*Work item*
Copy out each line containing "Configuration" from the entries below.

(Entries provided)

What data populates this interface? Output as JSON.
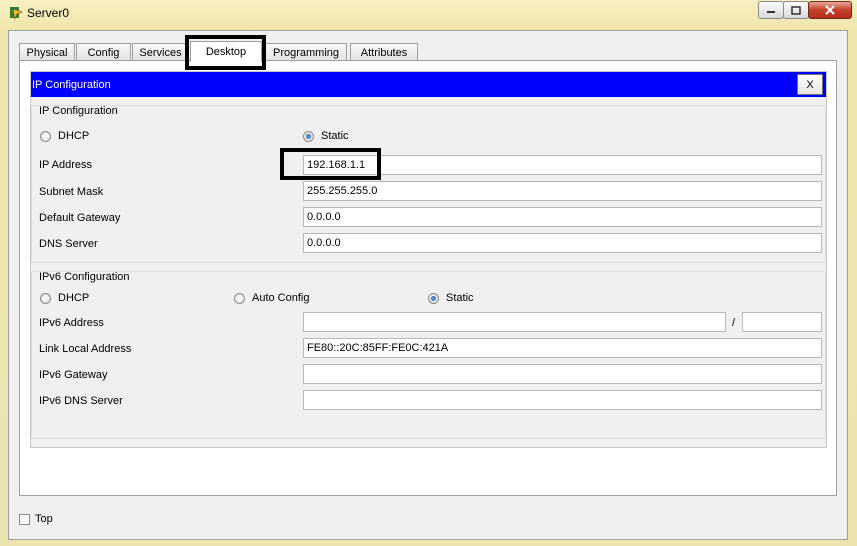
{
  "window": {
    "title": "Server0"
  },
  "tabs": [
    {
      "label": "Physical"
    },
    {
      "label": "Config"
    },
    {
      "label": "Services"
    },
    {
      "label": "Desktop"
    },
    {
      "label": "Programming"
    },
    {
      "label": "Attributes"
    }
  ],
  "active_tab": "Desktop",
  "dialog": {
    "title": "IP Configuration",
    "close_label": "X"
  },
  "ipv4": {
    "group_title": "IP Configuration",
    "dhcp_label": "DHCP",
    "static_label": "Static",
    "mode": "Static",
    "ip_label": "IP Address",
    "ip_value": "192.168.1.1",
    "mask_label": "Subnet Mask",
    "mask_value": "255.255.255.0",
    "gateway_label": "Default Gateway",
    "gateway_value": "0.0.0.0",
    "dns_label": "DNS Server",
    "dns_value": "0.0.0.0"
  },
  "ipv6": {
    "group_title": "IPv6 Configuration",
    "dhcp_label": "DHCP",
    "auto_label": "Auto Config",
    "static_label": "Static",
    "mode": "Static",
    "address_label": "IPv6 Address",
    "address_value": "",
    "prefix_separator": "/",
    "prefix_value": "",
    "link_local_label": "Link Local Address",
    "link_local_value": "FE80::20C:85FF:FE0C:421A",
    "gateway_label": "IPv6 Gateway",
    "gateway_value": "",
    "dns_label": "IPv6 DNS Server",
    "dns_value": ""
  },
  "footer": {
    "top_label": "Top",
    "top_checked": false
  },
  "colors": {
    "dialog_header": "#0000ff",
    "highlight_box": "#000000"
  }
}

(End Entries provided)

*Answer below*
    "title": "IP Configuration",
    "group_title": "IP Configuration",
    "group_title": "IPv6 Configuration",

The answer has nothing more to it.